Try it:
Print every line below without adding or leaving out a single word.

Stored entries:
= = = =

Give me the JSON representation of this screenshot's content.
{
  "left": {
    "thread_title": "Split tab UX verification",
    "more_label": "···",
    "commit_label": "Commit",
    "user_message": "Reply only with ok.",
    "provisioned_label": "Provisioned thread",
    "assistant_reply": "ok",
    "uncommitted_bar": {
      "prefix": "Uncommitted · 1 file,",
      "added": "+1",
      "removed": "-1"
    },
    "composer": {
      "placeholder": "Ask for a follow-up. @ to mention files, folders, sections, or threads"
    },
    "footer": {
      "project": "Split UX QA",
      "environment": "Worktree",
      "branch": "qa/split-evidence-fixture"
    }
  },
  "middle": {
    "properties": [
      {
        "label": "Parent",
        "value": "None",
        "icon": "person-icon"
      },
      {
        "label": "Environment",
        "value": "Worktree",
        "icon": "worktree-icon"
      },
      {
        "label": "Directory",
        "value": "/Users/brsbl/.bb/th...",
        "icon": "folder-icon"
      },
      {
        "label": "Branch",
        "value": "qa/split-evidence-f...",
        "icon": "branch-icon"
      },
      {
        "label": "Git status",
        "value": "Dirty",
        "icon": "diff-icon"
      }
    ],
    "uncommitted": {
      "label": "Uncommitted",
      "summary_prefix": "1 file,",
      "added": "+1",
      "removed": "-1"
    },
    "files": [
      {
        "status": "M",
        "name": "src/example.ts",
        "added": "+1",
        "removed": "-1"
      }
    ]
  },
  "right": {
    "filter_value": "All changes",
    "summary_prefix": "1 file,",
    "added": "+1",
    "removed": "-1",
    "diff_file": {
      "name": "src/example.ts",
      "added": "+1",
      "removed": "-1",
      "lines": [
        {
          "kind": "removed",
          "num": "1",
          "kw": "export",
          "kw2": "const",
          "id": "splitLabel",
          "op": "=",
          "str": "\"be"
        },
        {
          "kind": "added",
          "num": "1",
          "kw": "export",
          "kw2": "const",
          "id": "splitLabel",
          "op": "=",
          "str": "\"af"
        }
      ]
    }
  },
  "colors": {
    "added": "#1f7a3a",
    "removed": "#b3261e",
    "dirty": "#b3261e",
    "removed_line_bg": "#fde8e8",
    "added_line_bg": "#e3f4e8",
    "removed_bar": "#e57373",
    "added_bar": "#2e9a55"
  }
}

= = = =

Completed exercise:
Give me the JSON representation of this screenshot's content.
{
  "left": {
    "thread_title": "Split tab UX verification",
    "more_label": "···",
    "commit_label": "Commit",
    "user_message": "Reply only with ok.",
    "provisioned_label": "Provisioned thread",
    "assistant_reply": "ok",
    "uncommitted_bar": {
      "prefix": "Uncommitted · 1 file,",
      "added": "+1",
      "removed": "-1"
    },
    "composer": {
      "placeholder": "Ask for a follow-up. @ to mention files, folders, sections, or threads"
    },
    "footer": {
      "project": "Split UX QA",
      "environment": "Worktree",
      "branch": "qa/split-evidence-fixture"
    }
  },
  "middle": {
    "properties": [
      {
        "label": "Parent",
        "value": "None",
        "icon": "person-icon"
      },
      {
        "label": "Environment",
        "value": "Worktree",
        "icon": "worktree-icon"
      },
      {
        "label": "Directory",
        "value": "/Users/brsbl/.bb/th...",
        "icon": "folder-icon"
      },
      {
        "label": "Branch",
        "value": "qa/split-evidence-f...",
        "icon": "branch-icon"
      },
      {
        "label": "Git status",
        "value": "Dirty",
        "icon": "diff-icon"
      }
    ],
    "uncommitted": {
      "label": "Uncommitted",
      "summary_prefix": "1 file,",
      "added": "+1",
      "removed": "-1"
    },
    "files": [
      {
        "status": "M",
        "name": "src/example.ts",
        "added": "+1",
        "removed": "-1"
      }
    ]
  },
  "right": {
    "filter_value": "All changes",
    "summary_prefix": "1 file,",
    "added": "+1",
    "removed": "-1",
    "diff_file": {
      "name": "src/example.ts",
      "added": "+1",
      "removed": "-1",
      "lines": [
        {
          "kind": "removed",
          "num": "1",
          "kw": "export",
          "kw2": "const",
          "id": "splitLabel",
          "op": "=",
          "str": "\"be"
        },
        {
          "kind": "added",
          "num": "1",
          "kw": "export",
          "kw2": "const",
          "id": "splitLabel",
          "op": "=",
          "str": "\"af"
        }
      ]
    }
  },
  "colors": {
    "added": "#1f7a3a",
    "removed": "#b3261e",
    "dirty": "#b3261e",
    "removed_line_bg": "#fde8e8",
    "added_line_bg": "#e3f4e8",
    "removed_bar": "#e57373",
    "added_bar": "#2e9a55"
  }
}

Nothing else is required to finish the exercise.